Work Continues in IoT Standards, but Don’t Expect Miracles This Year
The Internet of Things (IoT) is a compelling concept — billions of connected devices embedded with sensors, software and network connectivity, sharing data globally to enable smart cities, autonomous transportation and other innovative technology. There’s just one problem: IoT standards, regulations and best practices are still being developed, a process that may take years. The good news: There’s progress happening, albeit not as quickly as many IoT proponents might like.
CIO reports that a harmonic convergence is underway between the various standard bodies created to make the IoT a real thing. The promising trend was evident last year, when two of the largest IoT standards bodies, the AllSeen Alliance and the Open Connectivity Foundation (OCF), merged under the OCF name and bylaws to advance connectivity between devices from both groups.

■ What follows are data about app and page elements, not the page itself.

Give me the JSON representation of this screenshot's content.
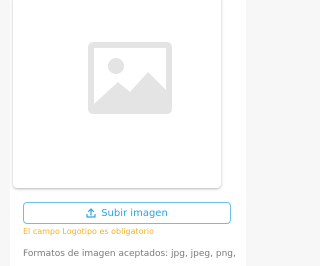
{
  "image_card": {
    "placeholder_icon": "image-placeholder-icon"
  },
  "upload": {
    "button_label": "Subir imagen",
    "icon": "upload-icon",
    "accent_color": "#2aa4df"
  },
  "validation": {
    "error_message": "El campo Logotipo es obligatorio",
    "error_color": "#f0b32a"
  },
  "help": {
    "formats_text": "Formatos de imagen aceptados: jpg, jpeg, png, gif"
  }
}
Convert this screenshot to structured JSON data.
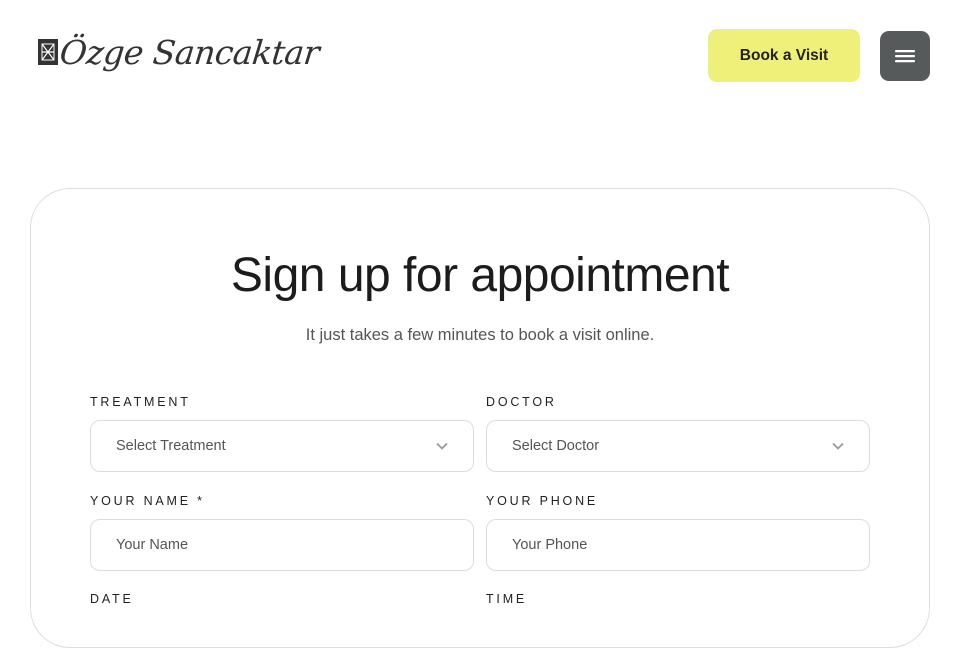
{
  "header": {
    "logo_text": "Özge Sancaktar",
    "book_button": "Book a Visit"
  },
  "main": {
    "title": "Sign up for appointment",
    "subtitle": "It just takes a few minutes to book a visit online."
  },
  "form": {
    "treatment": {
      "label": "TREATMENT",
      "value": "Select Treatment"
    },
    "doctor": {
      "label": "DOCTOR",
      "value": "Select Doctor"
    },
    "name": {
      "label": "YOUR NAME *",
      "placeholder": "Your Name"
    },
    "phone": {
      "label": "YOUR PHONE",
      "placeholder": "Your Phone"
    },
    "date": {
      "label": "DATE"
    },
    "time": {
      "label": "TIME"
    }
  },
  "icons": {
    "menu": "hamburger-menu-icon",
    "select": "chevron-down-icon",
    "logo": "logo-mark-icon"
  },
  "colors": {
    "accent": "#eef07a",
    "menu_button": "#565a5a",
    "border": "#dcdcdc"
  }
}
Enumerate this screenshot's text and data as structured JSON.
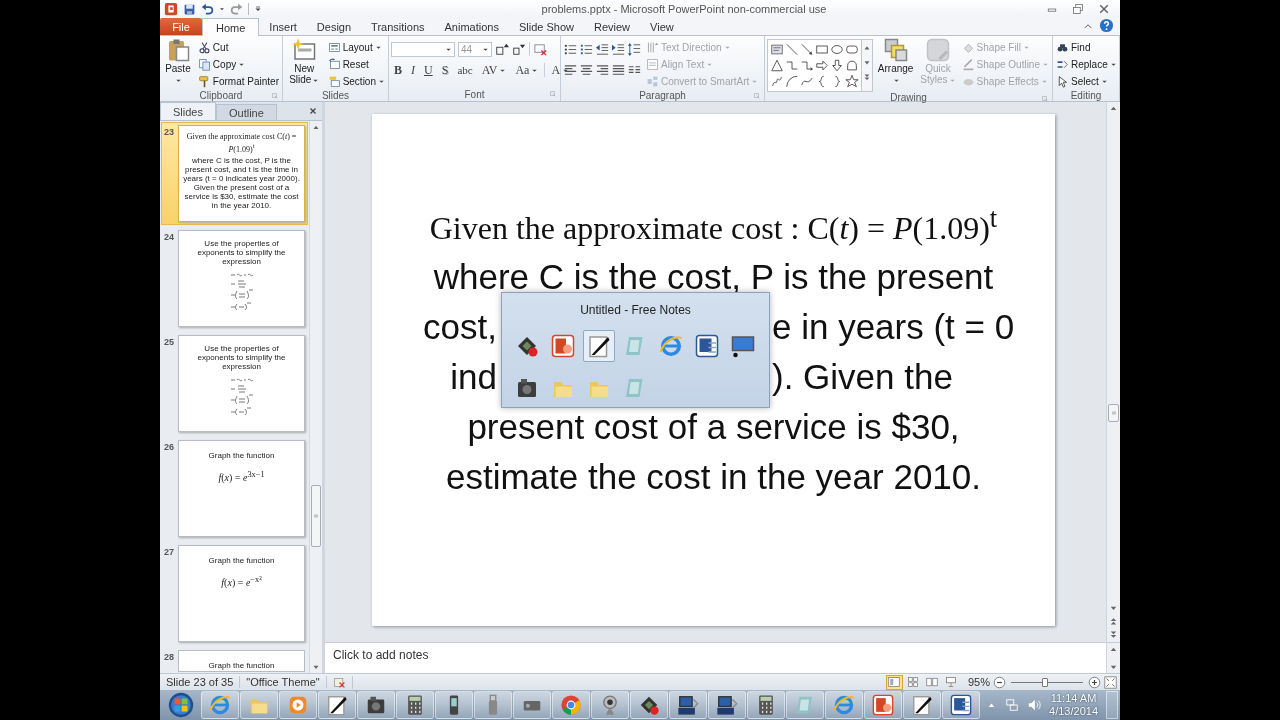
{
  "window": {
    "title": "problems.pptx  -  Microsoft PowerPoint non-commercial use"
  },
  "ribbon_tabs": [
    {
      "label": "File",
      "kind": "file",
      "selected": false
    },
    {
      "label": "Home",
      "kind": "tab",
      "selected": true
    },
    {
      "label": "Insert",
      "kind": "tab",
      "selected": false
    },
    {
      "label": "Design",
      "kind": "tab",
      "selected": false
    },
    {
      "label": "Transitions",
      "kind": "tab",
      "selected": false
    },
    {
      "label": "Animations",
      "kind": "tab",
      "selected": false
    },
    {
      "label": "Slide Show",
      "kind": "tab",
      "selected": false
    },
    {
      "label": "Review",
      "kind": "tab",
      "selected": false
    },
    {
      "label": "View",
      "kind": "tab",
      "selected": false
    }
  ],
  "ribbon_groups": [
    {
      "kind": "clipboard",
      "label": "Clipboard",
      "launcher": true,
      "big": [
        {
          "label": "Paste",
          "dropdown": true,
          "disabled": false
        }
      ],
      "items": [
        {
          "label": "Cut",
          "dropdown": false,
          "disabled": false
        },
        {
          "label": "Copy",
          "dropdown": true,
          "disabled": false
        },
        {
          "label": "Format Painter",
          "dropdown": false,
          "disabled": false
        }
      ]
    },
    {
      "kind": "slides",
      "label": "Slides",
      "launcher": false,
      "big": [
        {
          "label": "New Slide",
          "dropdown": true,
          "disabled": false
        }
      ],
      "items": [
        {
          "label": "Layout",
          "dropdown": true,
          "disabled": false
        },
        {
          "label": "Reset",
          "dropdown": false,
          "disabled": false
        },
        {
          "label": "Section",
          "dropdown": true,
          "disabled": false
        }
      ]
    },
    {
      "kind": "font",
      "label": "Font",
      "launcher": true,
      "font_size": "44",
      "buttons": [
        {
          "label": "B",
          "dropdown": false
        },
        {
          "label": "I",
          "dropdown": false
        },
        {
          "label": "U",
          "dropdown": false
        },
        {
          "label": "S",
          "dropdown": false
        },
        {
          "label": "abc",
          "dropdown": false
        },
        {
          "label": "AV",
          "dropdown": true
        },
        {
          "label": "Aa",
          "dropdown": true
        },
        {
          "label": "A",
          "dropdown": true
        }
      ]
    },
    {
      "kind": "paragraph",
      "label": "Paragraph",
      "launcher": true,
      "items": [
        {
          "label": "Text Direction",
          "dropdown": true,
          "disabled": true
        },
        {
          "label": "Align Text",
          "dropdown": true,
          "disabled": true
        },
        {
          "label": "Convert to SmartArt",
          "dropdown": true,
          "disabled": true
        }
      ]
    },
    {
      "kind": "drawing",
      "label": "Drawing",
      "launcher": true,
      "big": [
        {
          "label": "Arrange",
          "dropdown": true,
          "disabled": false
        },
        {
          "label": "Quick Styles",
          "dropdown": true,
          "disabled": true
        }
      ],
      "items": [
        {
          "label": "Shape Fill",
          "dropdown": true,
          "disabled": true
        },
        {
          "label": "Shape Outline",
          "dropdown": true,
          "disabled": true
        },
        {
          "label": "Shape Effects",
          "dropdown": true,
          "disabled": true
        }
      ]
    },
    {
      "kind": "editing",
      "label": "Editing",
      "launcher": false,
      "items": [
        {
          "label": "Find",
          "dropdown": false,
          "disabled": false
        },
        {
          "label": "Replace",
          "dropdown": true,
          "disabled": false
        },
        {
          "label": "Select",
          "dropdown": true,
          "disabled": false
        }
      ]
    }
  ],
  "pane_tabs": [
    {
      "label": "Slides",
      "selected": true
    },
    {
      "label": "Outline",
      "selected": false
    }
  ],
  "thumbnails": [
    {
      "number": "23",
      "selected": true,
      "kind": "text",
      "title": "Given the approximate cost C(*t*) = *P*(1.09)$^{t}$",
      "body": "where C is the cost, P is the present cost, and t is the time in years (t = 0 indicates year 2000).  Given the present cost of a service is $30, estimate the cost in the year 2010."
    },
    {
      "number": "24",
      "selected": false,
      "kind": "exercise",
      "title": "Use the properties  of exponents  to simplify the expression"
    },
    {
      "number": "25",
      "selected": false,
      "kind": "exercise",
      "title": "Use the properties  of exponents  to simplify the expression"
    },
    {
      "number": "26",
      "selected": false,
      "kind": "function",
      "title": "Graph the function",
      "formula": "*f*(*x*) = *e*$^{3x−1}$"
    },
    {
      "number": "27",
      "selected": false,
      "kind": "function",
      "title": "Graph the function",
      "formula": "*f*(*x*) = *e*$^{−x²}$"
    },
    {
      "number": "28",
      "selected": false,
      "kind": "partial",
      "title": "Graph the function"
    }
  ],
  "slide": {
    "title": "Given the approximate cost : C(*t*) = *P*(1.09)$^{t}$",
    "lines": [
      {
        "segments": [
          "where C is the cost, P is the present"
        ]
      },
      {
        "segments": [
          "cost,",
          "e in years (t = 0"
        ]
      },
      {
        "segments": [
          "ind",
          ").  Given the"
        ]
      },
      {
        "segments": [
          "present cost of a service is $30,"
        ]
      },
      {
        "segments": [
          "estimate the cost in the year 2010."
        ]
      }
    ]
  },
  "switcher": {
    "title": "Untitled - Free Notes",
    "items": [
      {
        "kind": "recorder",
        "selected": false
      },
      {
        "kind": "presentation",
        "selected": false
      },
      {
        "kind": "notes",
        "selected": true
      },
      {
        "kind": "notepad",
        "selected": false
      },
      {
        "kind": "browser",
        "selected": false
      },
      {
        "kind": "word",
        "selected": false
      },
      {
        "kind": "screen",
        "selected": false
      },
      {
        "kind": "camera",
        "selected": false
      },
      {
        "kind": "folder",
        "selected": false
      },
      {
        "kind": "folder",
        "selected": false
      },
      {
        "kind": "notepad",
        "selected": false
      }
    ]
  },
  "notes": {
    "prompt": "Click to add notes"
  },
  "status_bar": {
    "slide": "Slide 23 of 35",
    "theme": "\"Office Theme\"",
    "views": [
      {
        "selected": true
      },
      {
        "selected": false
      },
      {
        "selected": false
      },
      {
        "selected": false
      }
    ],
    "zoom": "95%",
    "level": 0.47
  },
  "taskbar": {
    "items": [
      {
        "kind": "start"
      },
      {
        "kind": "browser"
      },
      {
        "kind": "folder"
      },
      {
        "kind": "media"
      },
      {
        "kind": "notes"
      },
      {
        "kind": "camera"
      },
      {
        "kind": "calculator"
      },
      {
        "kind": "phone"
      },
      {
        "kind": "usb"
      },
      {
        "kind": "device"
      },
      {
        "kind": "chrome"
      },
      {
        "kind": "webcam"
      },
      {
        "kind": "recorder"
      },
      {
        "kind": "computer"
      },
      {
        "kind": "computer"
      },
      {
        "kind": "calculator"
      },
      {
        "kind": "notepad"
      },
      {
        "kind": "browser"
      },
      {
        "kind": "presentation"
      },
      {
        "kind": "notes"
      },
      {
        "kind": "word"
      }
    ],
    "time": "11:14 AM",
    "date": "4/13/2014"
  }
}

Another positive sign last year came when chipmaker Sigma Designs, the main backer of the Z-Wave home networking standard, made Z-Wave’s interoperability layer (the code that enables Z-Wave devices to share information) free and available to all. The benefit? Any developer can now download the code, write software with it and share it with others, notes CIO.
Developments From CES 2017

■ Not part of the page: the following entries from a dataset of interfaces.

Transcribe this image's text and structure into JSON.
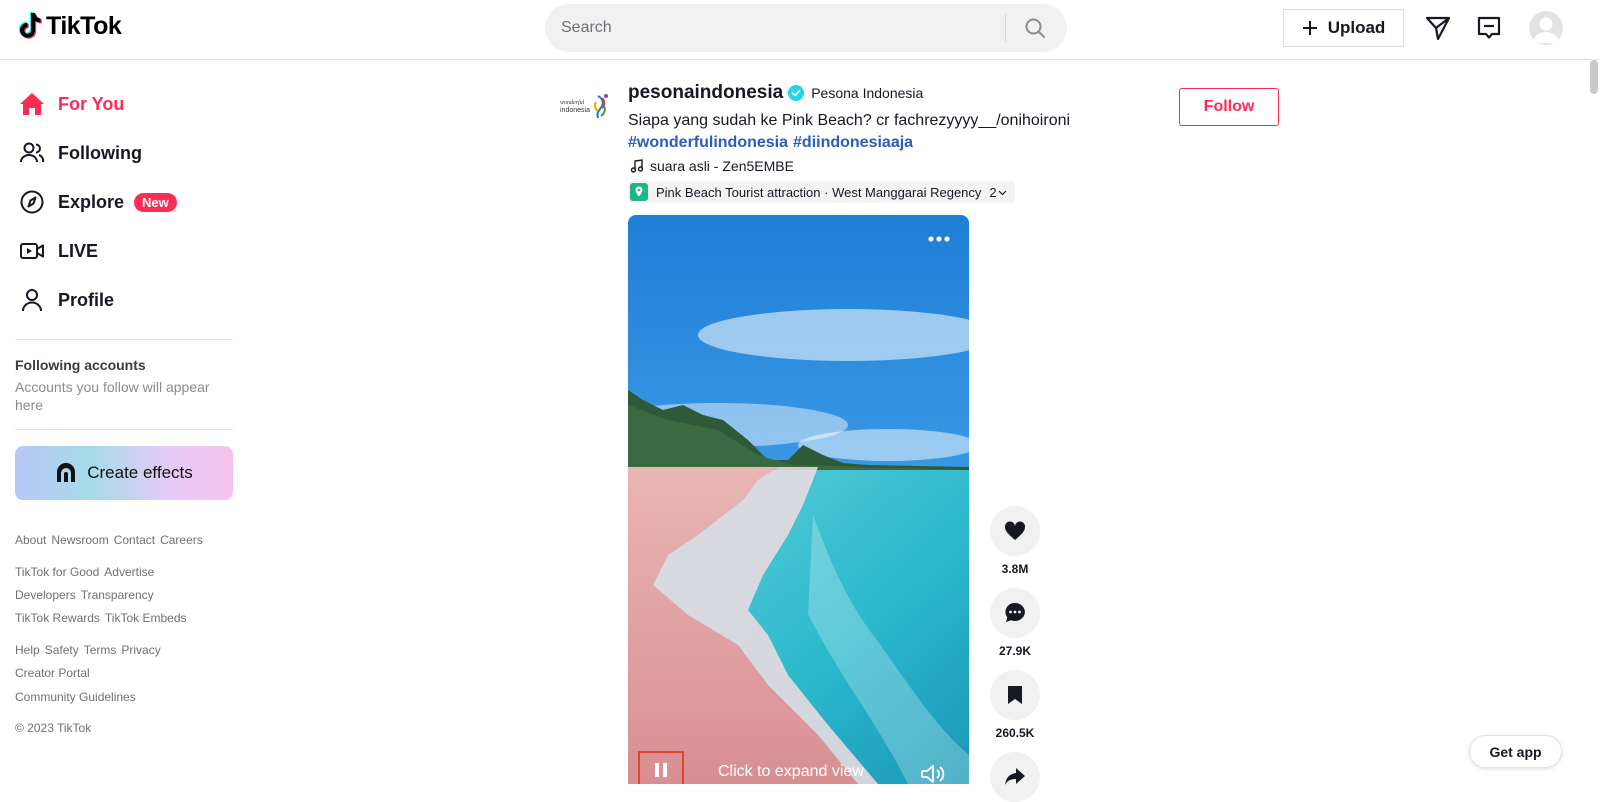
{
  "header": {
    "logo_text": "TikTok",
    "search_placeholder": "Search",
    "upload_label": "Upload"
  },
  "sidebar": {
    "nav": [
      {
        "label": "For You",
        "icon": "home-icon",
        "active": true
      },
      {
        "label": "Following",
        "icon": "users-icon"
      },
      {
        "label": "Explore",
        "icon": "compass-icon",
        "badge": "New"
      },
      {
        "label": "LIVE",
        "icon": "live-icon"
      },
      {
        "label": "Profile",
        "icon": "person-icon"
      }
    ],
    "following_title": "Following accounts",
    "following_sub": "Accounts you follow will appear here",
    "create_effects": "Create effects",
    "footer": [
      [
        "About",
        "Newsroom",
        "Contact",
        "Careers"
      ],
      [
        "TikTok for Good",
        "Advertise"
      ],
      [
        "Developers",
        "Transparency"
      ],
      [
        "TikTok Rewards",
        "TikTok Embeds"
      ],
      [
        "Help",
        "Safety",
        "Terms",
        "Privacy"
      ],
      [
        "Creator Portal"
      ],
      [
        "Community Guidelines"
      ]
    ],
    "copyright": "© 2023 TikTok"
  },
  "post": {
    "author_name": "pesonaindonesia",
    "author_nick": "Pesona Indonesia",
    "avatar_text_top": "wonderful",
    "avatar_text_bottom": "indonesia",
    "caption": "Siapa yang sudah ke Pink Beach? cr fachrezyyyy__/onihoironi",
    "hashtags": [
      "#wonderfulindonesia",
      "#diindonesiaaja"
    ],
    "music": "suara asli - Zen5EMBE",
    "location": "Pink Beach Tourist attraction · West Manggarai Regency",
    "location_count": "2",
    "follow_label": "Follow",
    "expand_text": "Click to expand view"
  },
  "actions": {
    "likes": "3.8M",
    "comments": "27.9K",
    "saves": "260.5K"
  },
  "get_app": "Get app",
  "colors": {
    "brand": "#fe2c55",
    "hashtag": "#2b5db9",
    "verified": "#20d5ec"
  }
}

This month’s CES 2017 in Las Vegas brought some encouraging IoT news as well. The zigbee alliance, an industry consortium that oversees a short-range wireless spec most commonly used in home automation and industrial devices, announced dotdot, a proposed “universal language for the IoT” that enables connected devices to communicate via any network, the group says. dotdot is an open application layer based on the upper-layer protocol used by zigbee devices. It’s also compatible with Thread networks, yet another IoT protocol.
Also at CES, Amazon’s Alexa voice assistant garnered a lot of media attention as a potential operating system for the IoT, at least on the consumer side of things, as dozens of Alexa-enabled devices either debuted or were announced at the massive trade show, CNBC reports.

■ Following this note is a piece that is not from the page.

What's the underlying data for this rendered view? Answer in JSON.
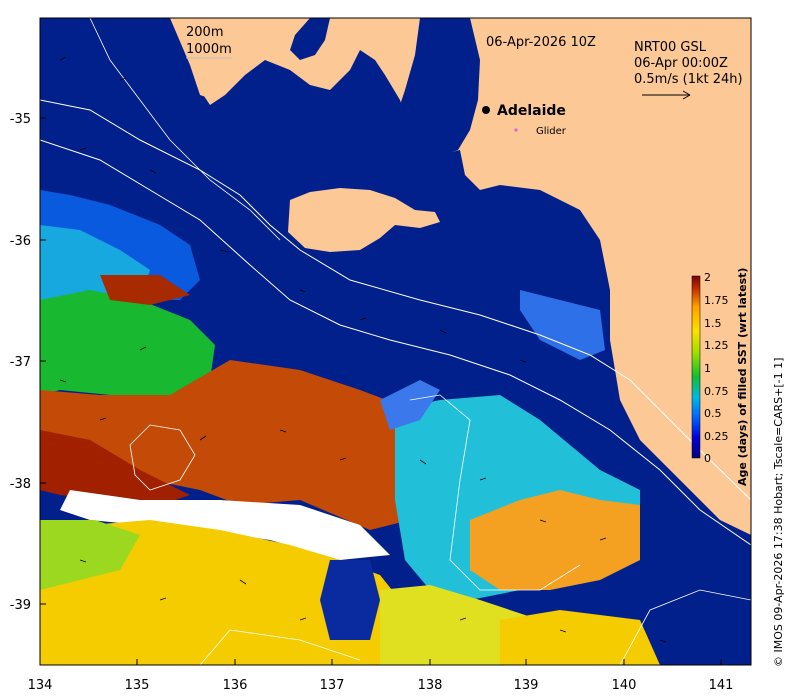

In other IoT news, the IEEE p2413 standard — an architectural framework for IoT — may be ready this year, says p2413 working group chairman Oleg Logvinov, according to CIO. The standard would encompass all industrial and consumer devices.
Too Many Cooks
Despite the many efforts to finalize IoT standards, the biggest problem may be the fact that developers and consumers still have too many choices. In a report last week, the U.S. Department of Commerce said the United States government should take an active role in “fostering the advancement” of the IoT, including advocating and defending an open, globally connected environment built upon “industry-driven, consensus-based standards.”
Acknowledging that there’s a wide variety of “regional and international entities engaged in standards development,” the Commerce Department said it would continue to support private-sector standardization efforts and “greater collaboration between standards organizations,” as well as “advocate against attempts by governments to impose top-down, technology-specific ‘solutions’ to IoT standardization needs.”
The bottom line: IoT standards may still be a few years off, as interested parties around the world have their say.
“Every major computing and silicon vendor is competing in this space, and there hasn’t been a consolidation around winners just yet,” Current Analysis analyst Avi Greengart told CIO. “The [IoT] market is kind of a mess right now.”